My back was feeling a little better, but my finger was stabbing for several hours, anytime I took it out of the ice water, and that distracted me from my final preparations — but I guess I did at least pack what I needed, and I went to bed hoping for a better tomorrow.

I don’t think often about my wedding bands. I have one on each hand since my late husband and I bought new ones for our 40th anniversary four years ago; at that time I had the original band resized and I wear it on my right ring finger. When I became a widow I had no desire to take off my rings – I feel that in my heart and soul I am still married.

But before I set off for the airport the next morning, when I tried to put my newer ring back on, the finger was still too swollen, and I had to leave the ring behind and go naked on that finger for the first time in nearly 45 years. So that was the first new thing I experienced on my trip.

My back seemed to be fine when I woke. I was taking the usual NSAIDs, but it remained to be seen how I would do sitting in buses and airplanes and cars for the next nine hours. Sitting is typically the opposite of walking as far as back health goes.

When I was planning formidnightschildren2 this trip I was looking forward to uninterrupted reading time on the plane(s), ten hours or more, plus reading for a few minutes in bed each night before sleep. I wanted to read on a topic somehow connected to the people or sights I would see, and one obvious one was India. No, India was not on my itinerary, but one big reason I was making a trip to visit Kate right now is that she and her husband are moving to India next year for work. They will be there two years; since they are very important people to me I’d like to know something about this place that will be their home. Also, I hope to visit them there!
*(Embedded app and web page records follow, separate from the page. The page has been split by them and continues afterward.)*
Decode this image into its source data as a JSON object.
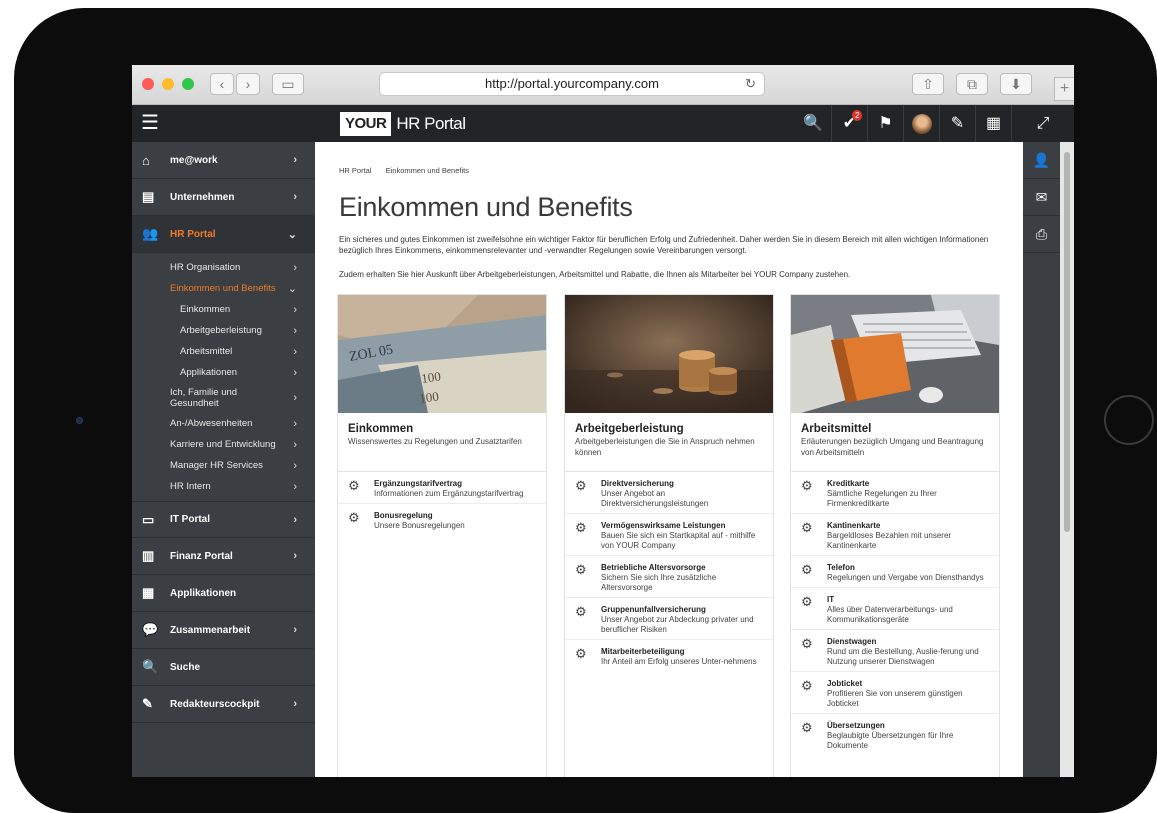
{
  "browser": {
    "url": "http://portal.yourcompany.com",
    "back_glyph": "‹",
    "forward_glyph": "›",
    "sidebar_glyph": "▭",
    "reload_glyph": "↻",
    "share_glyph": "⇧",
    "tabs_glyph": "⧉",
    "download_glyph": "⬇",
    "new_tab_glyph": "+"
  },
  "app": {
    "logo_your": "YOUR",
    "logo_rest": "HR Portal",
    "menu_glyph": "☰",
    "notification_count": "2",
    "icons": {
      "search": "🔍",
      "tasks": "✔",
      "flag": "⚑",
      "edit": "✎",
      "apps": "▦",
      "expand": "⤢"
    }
  },
  "sidebar": {
    "chevron_right": "›",
    "chevron_down": "⌄",
    "items": [
      {
        "label": "me@work",
        "icon": "⌂"
      },
      {
        "label": "Unternehmen",
        "icon": "▤"
      },
      {
        "label": "HR Portal",
        "icon": "👥"
      },
      {
        "label": "IT Portal",
        "icon": "▭"
      },
      {
        "label": "Finanz Portal",
        "icon": "▥"
      },
      {
        "label": "Applikationen",
        "icon": "▦"
      },
      {
        "label": "Zusammenarbeit",
        "icon": "💬"
      },
      {
        "label": "Suche",
        "icon": "🔍"
      },
      {
        "label": "Redakteurscockpit",
        "icon": "✎"
      }
    ],
    "hr_sub": [
      "HR Organisation",
      "Einkommen und Benefits",
      "Einkommen",
      "Arbeitgeberleistung",
      "Arbeitsmittel",
      "Applikationen",
      "Ich, Familie und Gesundheit",
      "An-/Abwesenheiten",
      "Karriere und Entwicklung",
      "Manager HR Services",
      "HR Intern"
    ]
  },
  "rightbar": {
    "user_glyph": "👤",
    "mail_glyph": "✉",
    "print_glyph": "⎙"
  },
  "content": {
    "breadcrumb": [
      "HR Portal",
      "Einkommen und Benefits"
    ],
    "title": "Einkommen und Benefits",
    "intro1": "Ein sicheres und gutes Einkommen ist zweifelsohne ein wichtiger Faktor für beruflichen Erfolg und Zufriedenheit. Daher werden Sie in diesem Bereich mit allen wichtigen Informationen bezüglich Ihres Einkommens, einkommensrelevanter und -verwandter Regelungen sowie Vereinbarungen versorgt.",
    "intro2": "Zudem erhalten Sie hier Auskunft über Arbeitgeberleistungen, Arbeitsmittel und Rabatte, die Ihnen als Mitarbeiter bei YOUR Company zustehen.",
    "gear_glyph": "⚙",
    "cards": [
      {
        "title": "Einkommen",
        "desc": "Wissenswertes zu Regelungen und Zusatztarifen",
        "items": [
          {
            "title": "Ergänzungstarifvertrag",
            "desc": "Informationen zum Ergänzungstarifvertrag"
          },
          {
            "title": "Bonusregelung",
            "desc": "Unsere Bonusregelungen"
          }
        ]
      },
      {
        "title": "Arbeitgeberleistung",
        "desc": "Arbeitgeberleistungen die Sie in Anspruch nehmen können",
        "items": [
          {
            "title": "Direktversicherung",
            "desc": "Unser Angebot an Direktversicherungsleistungen"
          },
          {
            "title": "Vermögenswirksame Leistungen",
            "desc": "Bauen Sie sich ein Startkapital auf - mithilfe von YOUR Company"
          },
          {
            "title": "Betriebliche Altersvorsorge",
            "desc": "Sichern Sie sich Ihre zusätzliche Altersvorsorge"
          },
          {
            "title": "Gruppenunfallversicherung",
            "desc": "Unser Angebot zur Abdeckung privater und beruflicher Risiken"
          },
          {
            "title": "Mitarbeiterbeteiligung",
            "desc": "Ihr Anteil am Erfolg unseres Unter-nehmens"
          }
        ]
      },
      {
        "title": "Arbeitsmittel",
        "desc": "Erläuterungen bezüglich Umgang und Beantragung von Arbeitsmitteln",
        "items": [
          {
            "title": "Kreditkarte",
            "desc": "Sämtliche Regelungen zu Ihrer Firmenkreditkarte"
          },
          {
            "title": "Kantinenkarte",
            "desc": "Bargeldloses Bezahlen mit unserer Kantinenkarte"
          },
          {
            "title": "Telefon",
            "desc": "Regelungen und Vergabe von Diensthandys"
          },
          {
            "title": "IT",
            "desc": "Alles über Datenverarbeitungs- und Kommunikationsgeräte"
          },
          {
            "title": "Dienstwagen",
            "desc": "Rund um die Bestellung, Auslie-ferung und Nutzung unserer Dienstwagen"
          },
          {
            "title": "Jobticket",
            "desc": "Profitieren Sie von unserem günstigen Jobticket"
          },
          {
            "title": "Übersetzungen",
            "desc": "Beglaubigte Übersetzungen für Ihre Dokumente"
          }
        ]
      }
    ]
  }
}
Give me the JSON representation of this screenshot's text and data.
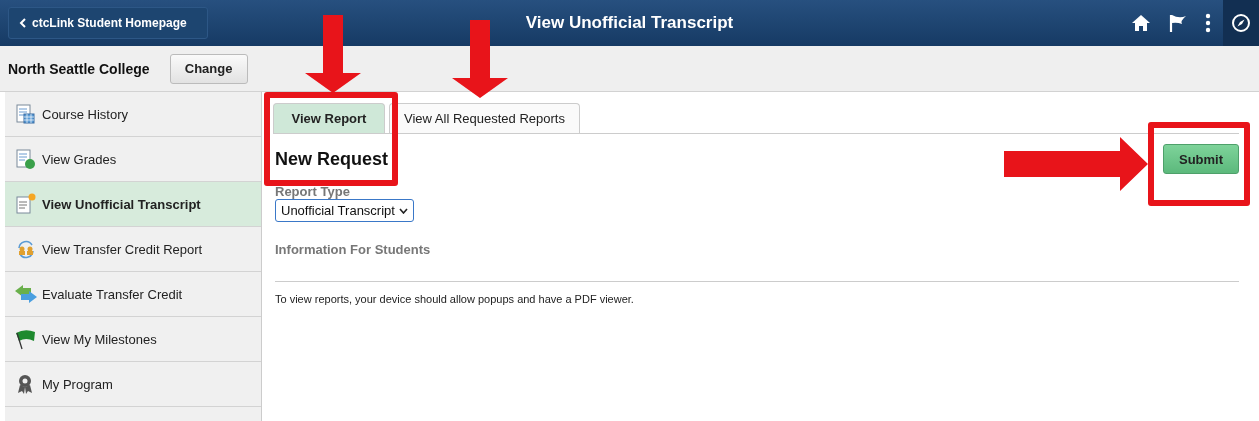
{
  "header": {
    "back_button": "ctcLink Student Homepage",
    "title": "View Unofficial Transcript"
  },
  "institution": {
    "name": "North Seattle College",
    "change_button": "Change"
  },
  "sidebar": {
    "items": [
      {
        "label": "Course History",
        "selected": false
      },
      {
        "label": "View Grades",
        "selected": false
      },
      {
        "label": "View Unofficial Transcript",
        "selected": true
      },
      {
        "label": "View Transfer Credit Report",
        "selected": false
      },
      {
        "label": "Evaluate Transfer Credit",
        "selected": false
      },
      {
        "label": "View My Milestones",
        "selected": false
      },
      {
        "label": "My Program",
        "selected": false
      }
    ]
  },
  "tabs": [
    {
      "label": "View Report",
      "selected": true
    },
    {
      "label": "View All Requested Reports",
      "selected": false
    }
  ],
  "form": {
    "heading": "New Request",
    "submit_button": "Submit",
    "report_type_label": "Report Type",
    "report_type_value": "Unofficial Transcript",
    "section_heading": "Information For Students",
    "note": "To view reports, your device should allow popups and have a PDF viewer."
  }
}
So as soon as I settled on to the airporter bus, I opened my Kindle and began to read Midnight’s Children by Salmon Rushdie. I had brought along a fat fleece neck pillow, tied with a ribbon to my backpack, and I tucked that behind me for back support, and was good to go. For a while I talked with my seatmate, a woman much older than I who was traveling to a North Carolina wedding brave and cheerful in spite of having just recovered from a broken hand, and not quite recovered from the death of her foster son. She was encouraging just by being herself.

Nothing eventful happened on my flight east. My naked finger never stopped feeling odd; it was Something New the whole week. I had extra legroom on that nonstop flight, the seat next to me was empty, and I enjoyed the quiet and solitude. The book was good, and my back hurt not a bit, thanks be to God. I spent a few hours in India, and then my plane touched down in Washington, DC.

“I wandered everywhere, through cities and countries wide. And everywhere I went, the world was on my side.”  – Roman Payne